“How Does a Word Get Into the Dictionary?” Merriam-Webster, Merriam-Webster, www.merriam-webster.com/words-at-play/how-does-a-word-get-into-the-dictionary.
“Infographic: How a Word Gets Into the Dictionary.” Merriam-Webster, Merriam-Webster, www.merriam-webster.com/words-at-play/how-a-word-gets-in-the-dictionary-infographic.
“We Just Added More Than 1,000 New Words to the Dictionary.” Merriam-Webster, Merriam-Webster, Feb. 2017, www.merriam-webster.com/words-at-play/new-words-in-the-dictionary-feb-2017.
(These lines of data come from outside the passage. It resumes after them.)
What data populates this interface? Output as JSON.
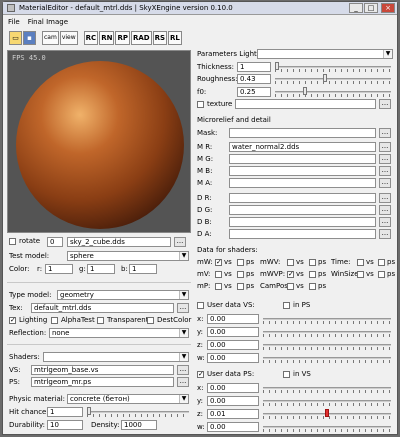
{
  "window": {
    "title": "MaterialEditor - default_mtrl.dds | SkyXEngine version 0.10.0"
  },
  "menu": [
    "File",
    "Final Image"
  ],
  "toolbar": {
    "open_icon": "folder-open-icon",
    "save_icon": "floppy-save-icon",
    "buttons": [
      "cam",
      "view",
      "RC",
      "RN",
      "RP",
      "RAD",
      "RS",
      "RL"
    ]
  },
  "viewport": {
    "fps": "FPS 45.0"
  },
  "rotate": {
    "label": "rotate",
    "value": "0"
  },
  "skybox": "sky_2_cube.dds",
  "test_model": {
    "label": "Test model:",
    "value": "sphere"
  },
  "color": {
    "label": "Color:",
    "r_label": "r:",
    "r": "1",
    "g_label": "g:",
    "g": "1",
    "b_label": "b:",
    "b": "1"
  },
  "type_model": {
    "label": "Type model:",
    "value": "geometry"
  },
  "tex": {
    "label": "Tex:",
    "value": "default_mtrl.dds"
  },
  "flags": {
    "lighting": "Lighting",
    "alphatest": "AlphaTest",
    "transparent": "Transparent",
    "destcolor": "DestColor"
  },
  "reflection": {
    "label": "Reflection:",
    "value": "none"
  },
  "shaders": {
    "label": "Shaders:",
    "vs_label": "VS:",
    "vs": "mtrlgeom_base.vs",
    "ps_label": "PS:",
    "ps": "mtrlgeom_mr.ps"
  },
  "physic": {
    "label": "Physic material:",
    "value": "concrete (бетон)"
  },
  "hit_chance": {
    "label": "Hit chance:",
    "value": "1"
  },
  "durability": {
    "label": "Durability:",
    "value": "10",
    "density_label": "Density:",
    "density": "1000"
  },
  "lighting_params": {
    "title": "Parameters Lighting:",
    "thickness_label": "Thickness:",
    "thickness": "1",
    "roughness_label": "Roughness:",
    "roughness": "0.43",
    "f0_label": "f0:",
    "f0": "0.25",
    "texture_label": "texture"
  },
  "microrelief": {
    "title": "Microrelief and detail",
    "mask_label": "Mask:",
    "mr_label": "M R:",
    "mr": "water_normal2.dds",
    "mg_label": "M G:",
    "mb_label": "M B:",
    "ma_label": "M A:",
    "dr_label": "D R:",
    "dg_label": "D G:",
    "db_label": "D B:",
    "da_label": "D A:"
  },
  "shader_data": {
    "title": "Data for shaders:",
    "row1": [
      "mW:",
      "vs",
      "ps",
      "mWV:",
      "vs",
      "ps",
      "Time:",
      "vs",
      "ps"
    ],
    "row2": [
      "mV:",
      "vs",
      "ps",
      "mWVP:",
      "vs",
      "ps",
      "WinSize:",
      "vs",
      "ps"
    ],
    "row3": [
      "mP:",
      "vs",
      "ps",
      "CamPos:",
      "vs",
      "ps"
    ]
  },
  "user_vs": {
    "title": "User data VS:",
    "in_ps": "in PS",
    "x": "0.00",
    "y": "0.00",
    "z": "0.00",
    "w": "0.00"
  },
  "user_ps": {
    "title": "User data PS:",
    "in_vs": "in VS",
    "x": "0.00",
    "y": "0.00",
    "z": "0.01",
    "w": "0.00"
  },
  "axis": {
    "x": "x:",
    "y": "y:",
    "z": "z:",
    "w": "w:"
  },
  "sliders": {
    "thickness": 0.0,
    "roughness": 0.43,
    "f0": 0.25,
    "hit_chance": 0.0,
    "ps_z": 0.5
  }
}
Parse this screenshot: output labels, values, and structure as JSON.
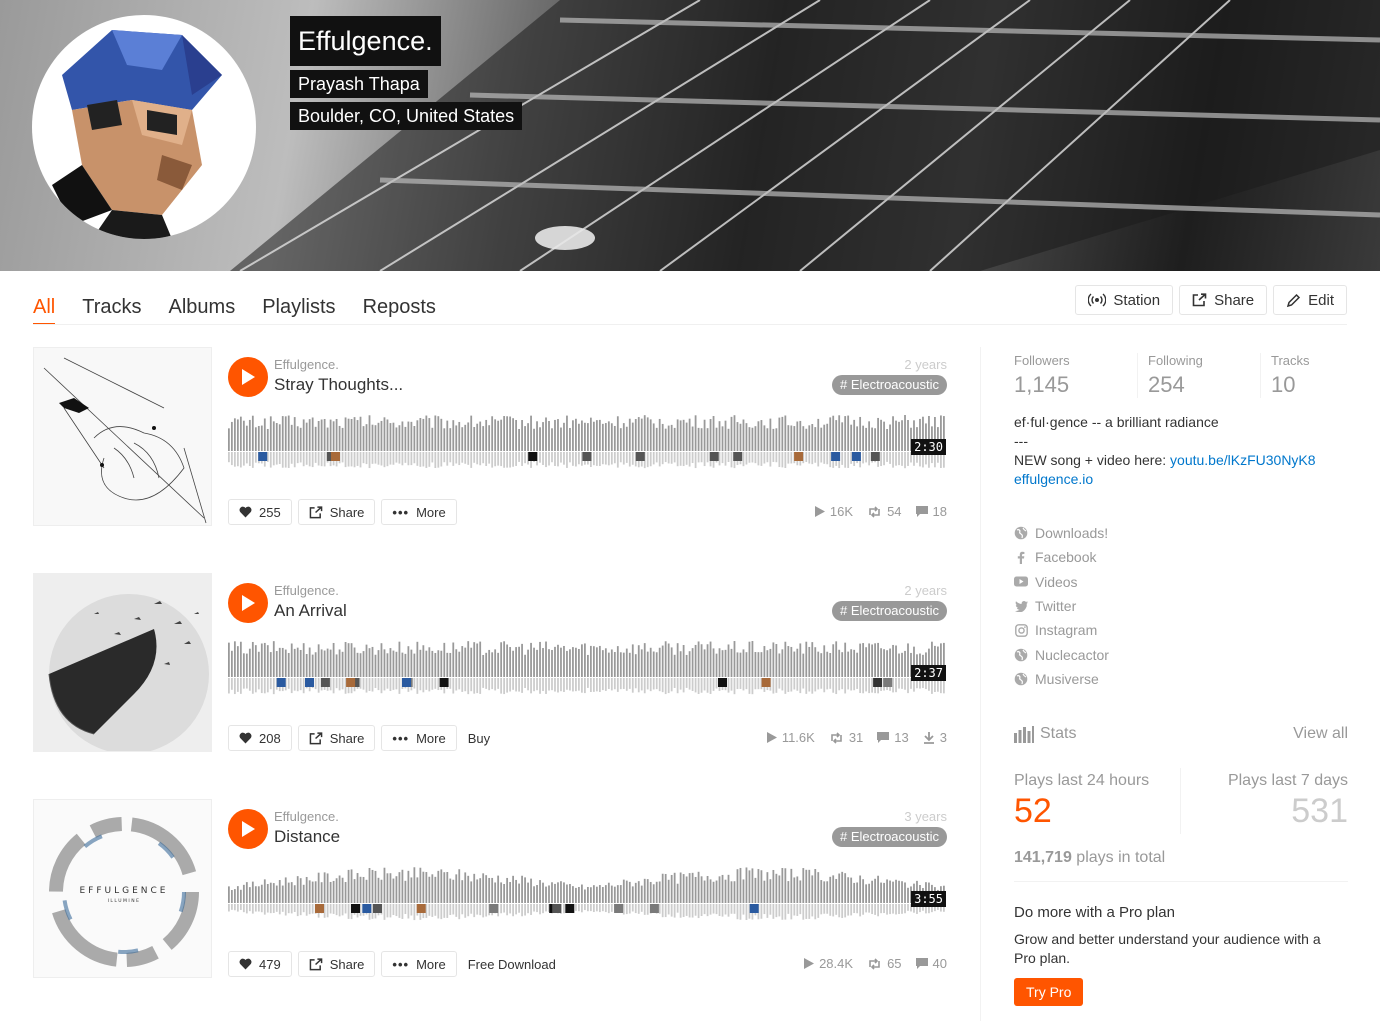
{
  "profile": {
    "title": "Effulgence.",
    "name": "Prayash Thapa",
    "location": "Boulder, CO, United States"
  },
  "tabs": [
    "All",
    "Tracks",
    "Albums",
    "Playlists",
    "Reposts"
  ],
  "header_buttons": {
    "station": "Station",
    "share": "Share",
    "edit": "Edit"
  },
  "tracks": [
    {
      "user": "Effulgence.",
      "title": "Stray Thoughts...",
      "age": "2 years",
      "tag": "Electroacoustic",
      "duration": "2:30",
      "likes": "255",
      "share": "Share",
      "more": "More",
      "extra": "",
      "plays": "16K",
      "reposts": "54",
      "comments": "18",
      "downloads": ""
    },
    {
      "user": "Effulgence.",
      "title": "An Arrival",
      "age": "2 years",
      "tag": "Electroacoustic",
      "duration": "2:37",
      "likes": "208",
      "share": "Share",
      "more": "More",
      "extra": "Buy",
      "plays": "11.6K",
      "reposts": "31",
      "comments": "13",
      "downloads": "3"
    },
    {
      "user": "Effulgence.",
      "title": "Distance",
      "age": "3 years",
      "tag": "Electroacoustic",
      "duration": "3:55",
      "likes": "479",
      "share": "Share",
      "more": "More",
      "extra": "Free Download",
      "plays": "28.4K",
      "reposts": "65",
      "comments": "40",
      "downloads": ""
    }
  ],
  "artwork_text": {
    "brand": "EFFULGENCE",
    "sub": "ILLUMINE"
  },
  "sidebar": {
    "followers_label": "Followers",
    "followers": "1,145",
    "following_label": "Following",
    "following": "254",
    "tracks_label": "Tracks",
    "tracks": "10",
    "bio_line1": "ef·ful·gence -- a brilliant radiance",
    "bio_line2": "---",
    "bio_line3": "NEW song + video here: ",
    "bio_link1": "youtu.be/lKzFU30NyK8",
    "bio_link2": "effulgence.io",
    "links": [
      {
        "label": "Downloads!",
        "icon": "globe-icon"
      },
      {
        "label": "Facebook",
        "icon": "facebook-icon"
      },
      {
        "label": "Videos",
        "icon": "youtube-icon"
      },
      {
        "label": "Twitter",
        "icon": "twitter-icon"
      },
      {
        "label": "Instagram",
        "icon": "instagram-icon"
      },
      {
        "label": "Nuclecactor",
        "icon": "globe-icon"
      },
      {
        "label": "Musiverse",
        "icon": "globe-icon"
      }
    ],
    "stats_label": "Stats",
    "view_all": "View all",
    "plays24_label": "Plays last 24 hours",
    "plays24": "52",
    "plays7_label": "Plays last 7 days",
    "plays7": "531",
    "total_plays": "141,719",
    "total_suffix": " plays in total",
    "pro_title": "Do more with a Pro plan",
    "pro_text": "Grow and better understand your audience with a Pro plan.",
    "try_pro": "Try Pro"
  },
  "colors": {
    "accent": "#ff5500",
    "link": "#0077cc",
    "muted": "#999999"
  }
}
“Welcome to the New Words.” Merriam-Webster, Merriam-Webster, Sept. 2017, www.merriam-webster.com/words-at-play/new-words-in-the-dictionary-sep-2017.